Aurelio, possessed of all the information supplied by the agent, perpetually had the look of someone who had just jumped onto a fast moving train, having first chased it for several blocks. He was forever late, never returned my calls (hence the need for personal visits), and only occasionally delivered what he promised. However, he always apologized with passion and presented me with alternatives as to where to lay the blame for whatever had not come to pass (por supuesto, the blame never lay with Aurelio himself).

Despite his short-comings, Aurelio was really quite likable, as was Utz. Aurelio's opposite in every respect and undoubtedly of German parentage, Utz was neat, pink and unfailingly correct in all matters professional and social. Utz was the structure to Aurelio's storm and was charged by Aurelio with shepherding me along.

Between the two of them, what in Canada would have taken a day, Aurelio and Utz accomplished in just two short weeks and only hours short of my total nervous collapse.

To fortify myself for, or sometimes to decompress from, a morning at Barclays, I usually headed to one of the terraces on the nearby Rambla Catalunya (pictured above). The Rambla Catalunya (not to be confused with the chintzy chaos that is Las Ramblas, further to the south) is a leafy escape from the suffocating crowds of Paseo de Gracia, a street thoroughly inconducive to eating or relaxation of any sort despite the countless cafes lining its sidewalks.

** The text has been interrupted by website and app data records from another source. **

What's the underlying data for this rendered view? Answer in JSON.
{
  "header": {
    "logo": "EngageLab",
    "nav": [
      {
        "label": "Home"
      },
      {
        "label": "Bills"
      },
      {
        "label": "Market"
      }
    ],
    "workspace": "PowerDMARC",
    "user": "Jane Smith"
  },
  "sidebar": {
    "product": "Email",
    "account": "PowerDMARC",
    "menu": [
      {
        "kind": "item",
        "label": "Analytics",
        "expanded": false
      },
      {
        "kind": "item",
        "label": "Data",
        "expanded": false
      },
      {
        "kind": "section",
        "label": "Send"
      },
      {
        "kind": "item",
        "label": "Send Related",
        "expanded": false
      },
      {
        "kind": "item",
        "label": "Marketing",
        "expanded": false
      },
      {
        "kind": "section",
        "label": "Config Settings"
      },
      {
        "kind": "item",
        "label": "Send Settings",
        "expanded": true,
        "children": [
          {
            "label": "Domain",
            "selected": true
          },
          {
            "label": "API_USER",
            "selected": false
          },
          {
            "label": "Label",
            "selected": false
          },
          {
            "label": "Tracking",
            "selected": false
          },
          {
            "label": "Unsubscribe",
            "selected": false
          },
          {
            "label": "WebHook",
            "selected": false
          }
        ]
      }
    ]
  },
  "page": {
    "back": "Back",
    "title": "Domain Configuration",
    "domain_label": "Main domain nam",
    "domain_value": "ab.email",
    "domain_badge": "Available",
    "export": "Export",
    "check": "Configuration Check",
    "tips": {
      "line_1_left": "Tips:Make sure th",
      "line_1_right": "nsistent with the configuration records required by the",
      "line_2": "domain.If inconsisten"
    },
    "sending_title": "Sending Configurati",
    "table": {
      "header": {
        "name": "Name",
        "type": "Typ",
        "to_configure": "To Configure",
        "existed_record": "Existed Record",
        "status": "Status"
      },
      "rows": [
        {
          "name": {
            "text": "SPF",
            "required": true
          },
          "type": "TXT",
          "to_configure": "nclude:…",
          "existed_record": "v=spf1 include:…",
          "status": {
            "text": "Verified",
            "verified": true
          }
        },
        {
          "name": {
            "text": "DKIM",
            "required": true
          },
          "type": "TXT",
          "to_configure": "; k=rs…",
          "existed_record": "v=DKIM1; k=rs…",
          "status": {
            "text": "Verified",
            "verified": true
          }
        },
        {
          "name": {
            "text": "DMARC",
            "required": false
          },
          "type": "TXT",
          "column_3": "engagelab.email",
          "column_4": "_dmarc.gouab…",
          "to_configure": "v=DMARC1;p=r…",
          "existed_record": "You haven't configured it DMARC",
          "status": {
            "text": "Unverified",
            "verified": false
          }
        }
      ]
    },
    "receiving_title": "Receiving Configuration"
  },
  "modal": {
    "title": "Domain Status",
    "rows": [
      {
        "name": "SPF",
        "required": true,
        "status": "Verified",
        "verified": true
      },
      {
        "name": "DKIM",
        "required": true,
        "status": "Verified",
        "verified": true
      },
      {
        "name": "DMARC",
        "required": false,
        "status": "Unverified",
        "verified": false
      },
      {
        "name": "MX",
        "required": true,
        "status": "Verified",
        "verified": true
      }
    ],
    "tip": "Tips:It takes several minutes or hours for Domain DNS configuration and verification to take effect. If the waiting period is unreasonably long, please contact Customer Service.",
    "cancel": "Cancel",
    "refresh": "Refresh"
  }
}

Admittedly, the Rambla Catalunya is full of over-priced touristy restaurants with mediocre food, but the relative peace and excellent people watching are usually worth the price. In any case, a glass of wine is never more than 2 or 3 euros away.

For a cheap breakfast or lunch (all my wallet could stand at the time), the best place was El Fornet d'en Rossend (Rambla Catalunya, 80), a Barcelona chain of French-style bakeries. Don't sit on the terrace and wait for someone to serve you, as I did for a good half hour. The service in Barcelona is of the "unexpected" variety and I have over-adapted to the point of no longer being able to discern when there isn't any. Eventually, the girl cleaning the tables put me out of my misery by indicating that you order at the back of the shop and bring a tray out to the terrace.

With a little more time and cash, you can have a much-better-than-average lunch at Taller de Tapas (Rambla Catalunya, 49-51,, an often recommended Barcelona restaurant. Don't be alarmed if the waiters don't smile at you. Despite my efforts, they didn't smile at me either. This did not affect my enjoyment of the food.

(*The names Aurelio and Utz are a fiction, but I like to think that they retain all the flavour of the actual names of my friends at Barclays.)